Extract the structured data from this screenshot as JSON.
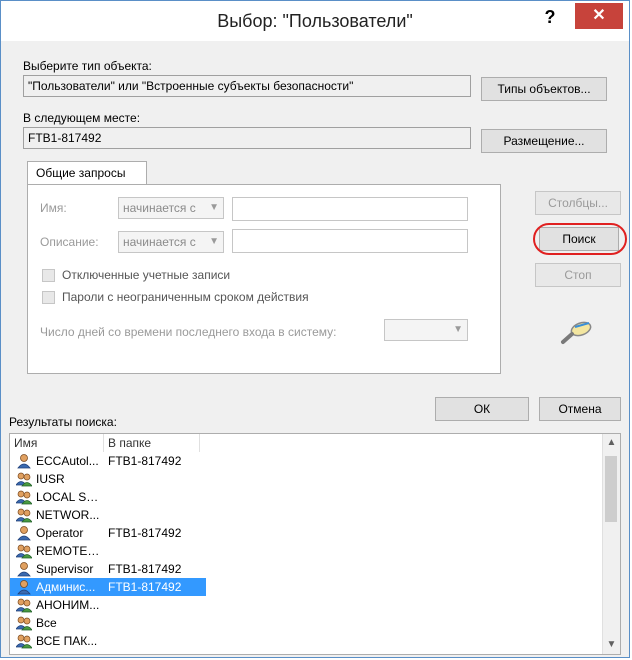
{
  "window": {
    "title": "Выбор: \"Пользователи\"",
    "help_label": "?",
    "close_label": "✕"
  },
  "object_type": {
    "label": "Выберите тип объекта:",
    "value": "\"Пользователи\" или \"Встроенные субъекты безопасности\"",
    "button": "Типы объектов..."
  },
  "location": {
    "label": "В следующем месте:",
    "value": "FTB1-817492",
    "button": "Размещение..."
  },
  "tab": {
    "label": "Общие запросы"
  },
  "query": {
    "name_label": "Имя:",
    "name_mode": "начинается с",
    "desc_label": "Описание:",
    "desc_mode": "начинается с",
    "disabled_accounts": "Отключенные учетные записи",
    "no_expire_passwords": "Пароли с неограниченным сроком действия",
    "days_since_logon": "Число дней со времени последнего входа в систему:"
  },
  "side_buttons": {
    "columns": "Столбцы...",
    "search": "Поиск",
    "stop": "Стоп"
  },
  "footer": {
    "ok": "ОК",
    "cancel": "Отмена"
  },
  "results": {
    "label": "Результаты поиска:",
    "columns": [
      "Имя",
      "В папке"
    ],
    "rows": [
      {
        "name": "ECCAutol...",
        "folder": "FTB1-817492",
        "icon": "user-icon"
      },
      {
        "name": "IUSR",
        "folder": "",
        "icon": "group-icon"
      },
      {
        "name": "LOCAL SE...",
        "folder": "",
        "icon": "group-icon"
      },
      {
        "name": "NETWOR...",
        "folder": "",
        "icon": "group-icon"
      },
      {
        "name": "Operator",
        "folder": "FTB1-817492",
        "icon": "user-icon"
      },
      {
        "name": "REMOTE ...",
        "folder": "",
        "icon": "group-icon"
      },
      {
        "name": "Supervisor",
        "folder": "FTB1-817492",
        "icon": "user-icon"
      },
      {
        "name": "Админис...",
        "folder": "FTB1-817492",
        "icon": "user-icon",
        "selected": true
      },
      {
        "name": "АНОНИМ...",
        "folder": "",
        "icon": "group-icon"
      },
      {
        "name": "Все",
        "folder": "",
        "icon": "group-icon"
      },
      {
        "name": "ВСЕ ПАК...",
        "folder": "",
        "icon": "group-icon"
      }
    ]
  },
  "colors": {
    "selection": "#3399ff",
    "close_button": "#c7433b",
    "highlight_ring": "#e02020"
  }
}
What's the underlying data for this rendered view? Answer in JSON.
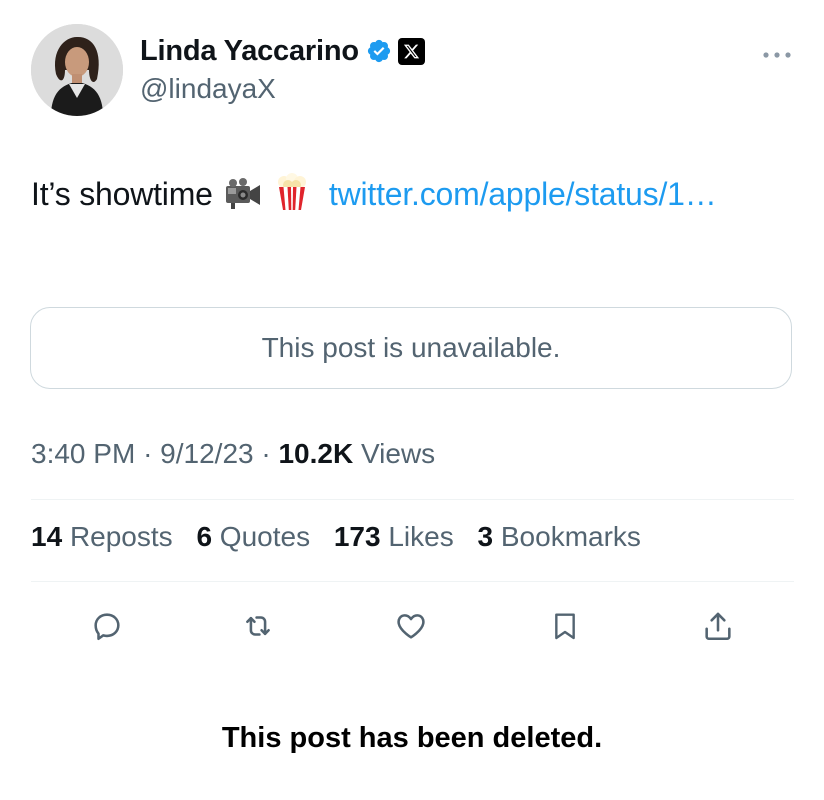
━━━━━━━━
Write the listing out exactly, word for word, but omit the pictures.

Extract the structured data from this screenshot as JSON.
{
  "window": {
    "title": "Выбор: \"Пользователи\"",
    "help_label": "?",
    "close_label": "✕"
  },
  "object_type": {
    "label": "Выберите тип объекта:",
    "value": "\"Пользователи\" или \"Встроенные субъекты безопасности\"",
    "button": "Типы объектов..."
  },
  "location": {
    "label": "В следующем месте:",
    "value": "FTB1-817492",
    "button": "Размещение..."
  },
  "tab": {
    "label": "Общие запросы"
  },
  "query": {
    "name_label": "Имя:",
    "name_mode": "начинается с",
    "desc_label": "Описание:",
    "desc_mode": "начинается с",
    "disabled_accounts": "Отключенные учетные записи",
    "no_expire_passwords": "Пароли с неограниченным сроком действия",
    "days_since_logon": "Число дней со времени последнего входа в систему:"
  },
  "side_buttons": {
    "columns": "Столбцы...",
    "search": "Поиск",
    "stop": "Стоп"
  },
  "footer": {
    "ok": "ОК",
    "cancel": "Отмена"
  },
  "results": {
    "label": "Результаты поиска:",
    "columns": [
      "Имя",
      "В папке"
    ],
    "rows": [
      {
        "name": "ECCAutol...",
        "folder": "FTB1-817492",
        "icon": "user-icon"
      },
      {
        "name": "IUSR",
        "folder": "",
        "icon": "group-icon"
      },
      {
        "name": "LOCAL SE...",
        "folder": "",
        "icon": "group-icon"
      },
      {
        "name": "NETWOR...",
        "folder": "",
        "icon": "group-icon"
      },
      {
        "name": "Operator",
        "folder": "FTB1-817492",
        "icon": "user-icon"
      },
      {
        "name": "REMOTE ...",
        "folder": "",
        "icon": "group-icon"
      },
      {
        "name": "Supervisor",
        "folder": "FTB1-817492",
        "icon": "user-icon"
      },
      {
        "name": "Админис...",
        "folder": "FTB1-817492",
        "icon": "user-icon",
        "selected": true
      },
      {
        "name": "АНОНИМ...",
        "folder": "",
        "icon": "group-icon"
      },
      {
        "name": "Все",
        "folder": "",
        "icon": "group-icon"
      },
      {
        "name": "ВСЕ ПАК...",
        "folder": "",
        "icon": "group-icon"
      }
    ]
  },
  "colors": {
    "selection": "#3399ff",
    "close_button": "#c7433b",
    "highlight_ring": "#e02020"
  }
}
What's the underlying data for this rendered view? Answer in JSON.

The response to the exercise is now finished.